**Exercise requirements**
Every line below that mentions the word "label" should be copied out.

**Task material**
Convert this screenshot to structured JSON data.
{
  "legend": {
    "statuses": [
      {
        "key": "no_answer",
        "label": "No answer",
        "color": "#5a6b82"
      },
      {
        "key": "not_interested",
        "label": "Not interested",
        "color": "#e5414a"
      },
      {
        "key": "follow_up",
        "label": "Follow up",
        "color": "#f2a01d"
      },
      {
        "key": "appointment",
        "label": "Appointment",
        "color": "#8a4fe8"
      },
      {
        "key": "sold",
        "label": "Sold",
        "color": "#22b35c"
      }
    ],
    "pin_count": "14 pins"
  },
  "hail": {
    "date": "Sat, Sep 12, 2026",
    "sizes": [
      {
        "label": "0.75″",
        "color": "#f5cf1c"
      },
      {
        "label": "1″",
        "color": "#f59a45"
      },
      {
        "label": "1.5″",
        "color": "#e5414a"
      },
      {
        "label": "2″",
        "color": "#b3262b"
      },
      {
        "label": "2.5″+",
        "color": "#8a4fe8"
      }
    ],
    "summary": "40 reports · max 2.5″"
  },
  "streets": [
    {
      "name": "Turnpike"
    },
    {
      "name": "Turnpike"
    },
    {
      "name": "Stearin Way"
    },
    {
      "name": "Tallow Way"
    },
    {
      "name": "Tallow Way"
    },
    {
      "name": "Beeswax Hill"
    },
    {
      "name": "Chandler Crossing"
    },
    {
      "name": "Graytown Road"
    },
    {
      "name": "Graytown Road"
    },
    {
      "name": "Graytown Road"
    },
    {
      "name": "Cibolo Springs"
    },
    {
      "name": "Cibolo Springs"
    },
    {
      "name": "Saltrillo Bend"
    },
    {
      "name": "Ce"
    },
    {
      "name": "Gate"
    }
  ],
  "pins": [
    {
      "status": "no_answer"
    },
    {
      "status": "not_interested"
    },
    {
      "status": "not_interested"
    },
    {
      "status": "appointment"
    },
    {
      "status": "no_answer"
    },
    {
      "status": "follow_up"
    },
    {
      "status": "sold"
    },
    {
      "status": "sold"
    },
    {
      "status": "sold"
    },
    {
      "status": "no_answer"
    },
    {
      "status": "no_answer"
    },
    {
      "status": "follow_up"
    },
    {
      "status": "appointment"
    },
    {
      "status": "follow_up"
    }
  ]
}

**Answer for this exercise**
        "label": "No answer",
        "label": "Not interested",
        "label": "Follow up",
        "label": "Appointment",
        "label": "Sold",
        "label": "0.75″",
        "label": "1″",
        "label": "1.5″",
        "label": "2″",
        "label": "2.5″+",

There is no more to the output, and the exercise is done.